This is It by Lao Tzu

On Wednesdays, I share posts, fables, songs, poems, quotations, TEDx Talks, cartoons, and books that have inspired and motivated me on my writing journey. I hope these posts will give writers, artists, and other creatives a mid-week boost.

Whenever I struggle with staying in the moment, I reread this short, insightful poem by Chinese philosopher Lao Tzu.

More #NaNoWriMo Success Stories

nanowrimocrestIt’s hard to believe that it’s Day 25 of the NaNoWriMo writing challenge. When I started writing at the beginning of November, I had no idea what to expect. Several friends wished me luck and proceeded to ask for updates throughout the month. Others were more cautious, not knowing whether to ask or wait for me to bring it up.

I feel the same way about my NaNoWriMo buddies. Whenever I update my progress, I check to see how they are faring. Many are staying the course (like me), a few are speed demons (Peggy Jaeger!), while others are floundering. I thought I’d boost everyone’s morale with today’s post.

Here are four NaNoWriMo success stories:


Alan Averill wrote the first chapter of The Beautiful Land several months before NaNoWriMo and then put aside the manuscript. When he learned that his friends were planning to participate in NaNoWriMo, he decided to join them. He wrote 60 percent of the novel and finished the rest in January. He credits the experience with helping him create a fast-paced book: “One of the great things about NaNo is that you don’t have time to think about what you’re doing. You’re basically a Writer Shark, and if you don’t keep swimming forward at all times, you’re going to die.”
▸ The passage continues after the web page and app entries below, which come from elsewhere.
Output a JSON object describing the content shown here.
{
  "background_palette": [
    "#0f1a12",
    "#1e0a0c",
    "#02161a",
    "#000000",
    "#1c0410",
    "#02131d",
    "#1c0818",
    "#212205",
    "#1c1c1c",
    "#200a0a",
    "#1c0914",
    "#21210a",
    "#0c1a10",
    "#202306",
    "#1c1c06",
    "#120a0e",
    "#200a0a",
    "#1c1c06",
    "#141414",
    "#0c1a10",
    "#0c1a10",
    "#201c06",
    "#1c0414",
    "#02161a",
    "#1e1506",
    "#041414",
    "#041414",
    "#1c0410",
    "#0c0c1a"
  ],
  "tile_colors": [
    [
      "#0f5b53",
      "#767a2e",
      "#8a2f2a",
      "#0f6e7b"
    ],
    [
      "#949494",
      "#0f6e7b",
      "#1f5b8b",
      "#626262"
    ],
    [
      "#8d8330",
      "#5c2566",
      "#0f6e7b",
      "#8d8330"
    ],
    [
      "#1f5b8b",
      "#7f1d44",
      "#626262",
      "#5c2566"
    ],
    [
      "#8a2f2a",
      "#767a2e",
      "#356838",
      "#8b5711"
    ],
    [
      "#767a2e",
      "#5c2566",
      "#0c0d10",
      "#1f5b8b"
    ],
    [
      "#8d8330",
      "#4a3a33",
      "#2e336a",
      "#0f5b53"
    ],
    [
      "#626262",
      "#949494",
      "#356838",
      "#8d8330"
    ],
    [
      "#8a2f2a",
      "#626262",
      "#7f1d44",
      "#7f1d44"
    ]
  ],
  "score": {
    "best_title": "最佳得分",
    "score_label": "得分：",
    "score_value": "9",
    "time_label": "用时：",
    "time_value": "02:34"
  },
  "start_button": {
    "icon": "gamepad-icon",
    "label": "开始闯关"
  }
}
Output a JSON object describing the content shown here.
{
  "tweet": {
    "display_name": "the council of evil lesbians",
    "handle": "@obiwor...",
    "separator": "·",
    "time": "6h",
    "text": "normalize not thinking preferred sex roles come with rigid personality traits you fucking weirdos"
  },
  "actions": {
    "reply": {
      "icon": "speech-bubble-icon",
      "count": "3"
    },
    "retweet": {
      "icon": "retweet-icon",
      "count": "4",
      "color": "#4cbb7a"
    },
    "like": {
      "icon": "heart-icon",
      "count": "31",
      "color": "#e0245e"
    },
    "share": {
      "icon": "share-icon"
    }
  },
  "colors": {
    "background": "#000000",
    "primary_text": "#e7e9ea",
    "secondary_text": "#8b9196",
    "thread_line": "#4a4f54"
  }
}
In 2008, Marissa Meyer (author of Cinder) heard about a contest in which the Seattle-based writer who clocked in the most words during November would win a walk-on role in an upcoming episode of Star Trek. A chronic overachiever, Marissa took on the challenge and ended up writing three novels: Cinder (70,000), Scarlet (50,000), and Cress (30,000). Unfortunately, she didn’t place first but finished three novels that she polished over a two-year period. While much of the original material was scrapped, Marissa has no regrets: “I may not produce anything of quality during NaNoWriMo, but I always come away with a great road map.” She had offers of representation from three agents, and when the series went to auction, Macmillan’s Feiwel & Friends placed the winning bid.

Carrie Ryan started writing The Forest of Hands and Teeth during NaNo 2006. During that month, Carrie wrote between 20,000 and 30,000 words and then kept on writing afterward, finishing the first draft in April 2007. Later in 2007, Carrie sold the rights. The first of a trilogy, the book became a New York Times best-seller, and the film rights have been optioned by Seven Star Pictures. Carrie’s advice: “If you want to sell a book, you have to write a book. And if NaNo is what it takes to motivate you, then jump in with both feet. If you fail, the key is not to give up—the key is to keep writing.”

Stephanie Stuve-Bodeen wrote the first draft of The Compound during NaNo 2005. It then took six months to edit and polish the manuscript. The book sold to Feiwel and Friends in July 2006 and then went through another fourteen months of editorial revisions before final publication in late 2007. A long journey, filled with ups and downs, but definitely worth the wait. Seven more Young Adult books followed. Stephanie’s take-away: “This book is a symbol of how never giving up helped me realize a dream.”


At the Fall Fibres Show

Yesterday, I decided to take a creative break from NaNoWriMo. And to reward myself for staying on task for the first eleven days of the month. On average, I have written 1700 words each day, just above the suggested quota of 1667 words. While several activities beckoned, I selected the Fall Fibres Show at the Wellington County Museum in Fergus, a short, thirty-minute drive away.

Hosted by the Guelph Guild of Handweavers and Spinners, the show featured demonstrations and unique items handcrafted by local fibre artists. I was impressed by the variety of crafts, among them spinning, weaving, basketry, felting, bobbin lace, braiding, and beading.






I especially enjoyed chatting with several artisans who shared their passions and invited me to attend their monthly meetings.


A vibrant and welcoming community, the Guelph Guild meets monthly on the second Wednesday for weaving programs and the fourth Wednesday for spinning. Guests–at all skill levels–are invited to attend. For more information, visit their website.

Free…And One by Me!

cookiescocktailsTreat yourself to recipes for all kinds of cookies–bar, cookie cutter, drop, no-bake, specialty–and hot and cold drinks (with and without spirits) from the kitchens of The Wild Rose Press authors.

I’m happy to share my Raisin Cookies Recipe on Page 47.

Happy Holidays!